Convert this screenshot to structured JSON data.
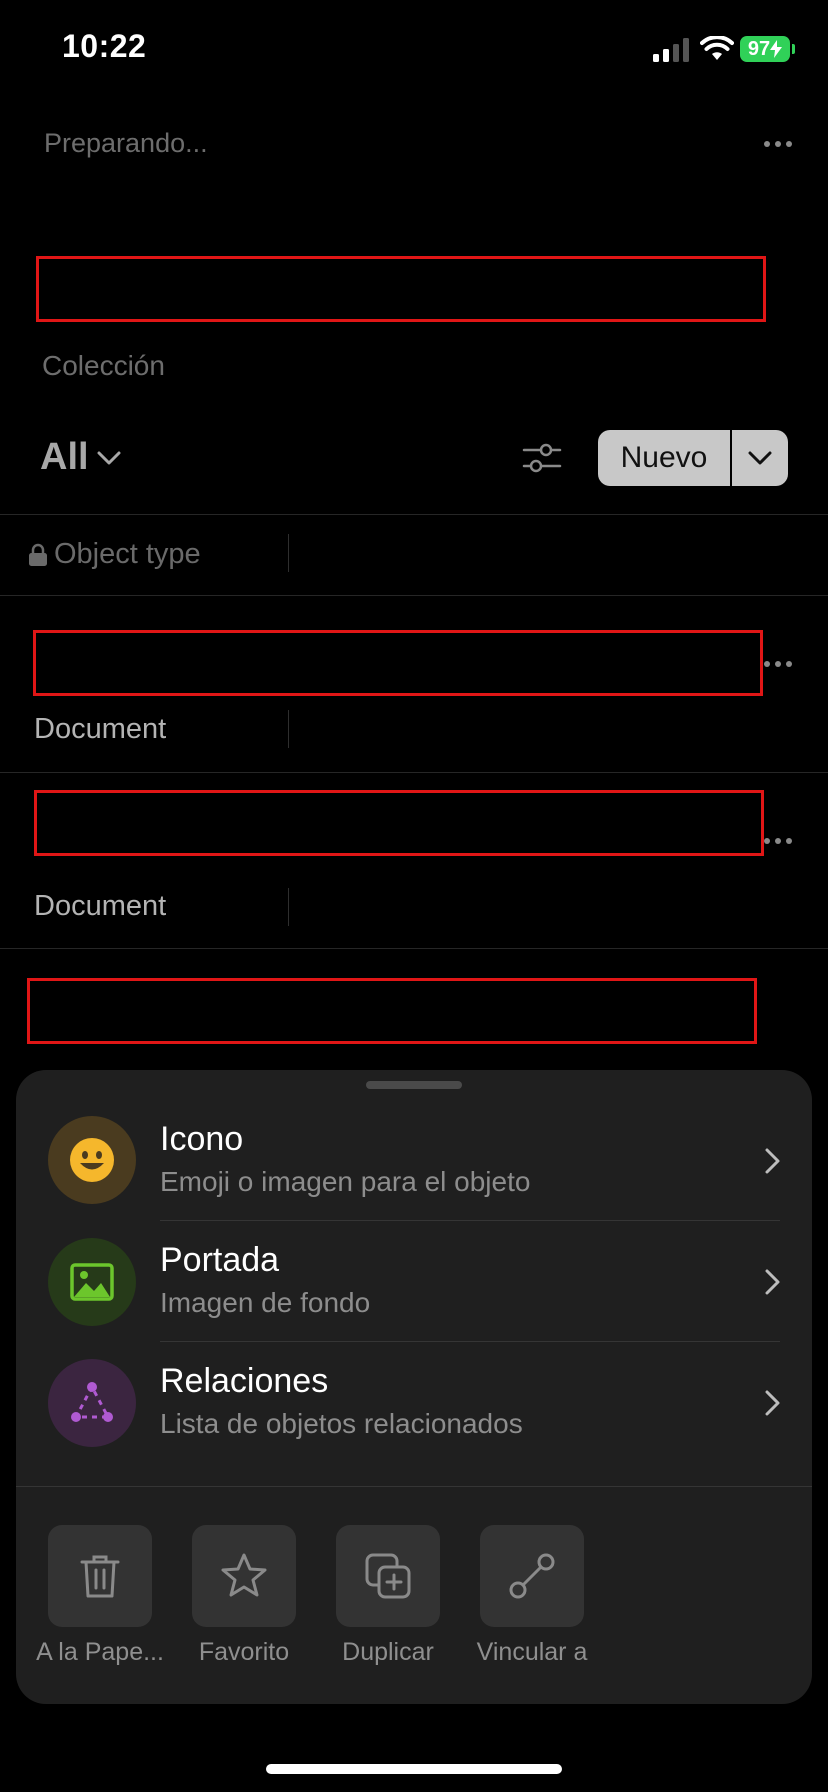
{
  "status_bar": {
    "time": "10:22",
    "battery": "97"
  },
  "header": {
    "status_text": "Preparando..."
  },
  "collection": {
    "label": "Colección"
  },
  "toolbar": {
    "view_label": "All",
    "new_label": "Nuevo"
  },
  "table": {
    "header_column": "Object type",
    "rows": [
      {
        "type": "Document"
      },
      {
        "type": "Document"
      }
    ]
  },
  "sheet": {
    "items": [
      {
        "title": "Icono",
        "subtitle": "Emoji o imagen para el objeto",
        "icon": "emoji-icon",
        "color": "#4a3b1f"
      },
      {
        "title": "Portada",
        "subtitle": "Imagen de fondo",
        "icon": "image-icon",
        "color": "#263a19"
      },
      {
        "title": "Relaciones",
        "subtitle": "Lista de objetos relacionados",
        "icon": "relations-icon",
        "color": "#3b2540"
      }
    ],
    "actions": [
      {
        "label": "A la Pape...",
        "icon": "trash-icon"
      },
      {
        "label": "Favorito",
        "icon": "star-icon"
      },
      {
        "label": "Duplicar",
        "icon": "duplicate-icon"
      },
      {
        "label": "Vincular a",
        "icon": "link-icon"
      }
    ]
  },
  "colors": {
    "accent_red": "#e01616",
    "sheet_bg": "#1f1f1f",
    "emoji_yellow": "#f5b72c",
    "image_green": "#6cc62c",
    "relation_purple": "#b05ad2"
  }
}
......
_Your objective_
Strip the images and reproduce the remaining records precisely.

_Solution for this task_
Convert this screenshot to structured JSON data.
{
  "status_bar": {
    "time": "10:22",
    "battery": "97"
  },
  "header": {
    "status_text": "Preparando..."
  },
  "collection": {
    "label": "Colección"
  },
  "toolbar": {
    "view_label": "All",
    "new_label": "Nuevo"
  },
  "table": {
    "header_column": "Object type",
    "rows": [
      {
        "type": "Document"
      },
      {
        "type": "Document"
      }
    ]
  },
  "sheet": {
    "items": [
      {
        "title": "Icono",
        "subtitle": "Emoji o imagen para el objeto",
        "icon": "emoji-icon",
        "color": "#4a3b1f"
      },
      {
        "title": "Portada",
        "subtitle": "Imagen de fondo",
        "icon": "image-icon",
        "color": "#263a19"
      },
      {
        "title": "Relaciones",
        "subtitle": "Lista de objetos relacionados",
        "icon": "relations-icon",
        "color": "#3b2540"
      }
    ],
    "actions": [
      {
        "label": "A la Pape...",
        "icon": "trash-icon"
      },
      {
        "label": "Favorito",
        "icon": "star-icon"
      },
      {
        "label": "Duplicar",
        "icon": "duplicate-icon"
      },
      {
        "label": "Vincular a",
        "icon": "link-icon"
      }
    ]
  },
  "colors": {
    "accent_red": "#e01616",
    "sheet_bg": "#1f1f1f",
    "emoji_yellow": "#f5b72c",
    "image_green": "#6cc62c",
    "relation_purple": "#b05ad2"
  }
}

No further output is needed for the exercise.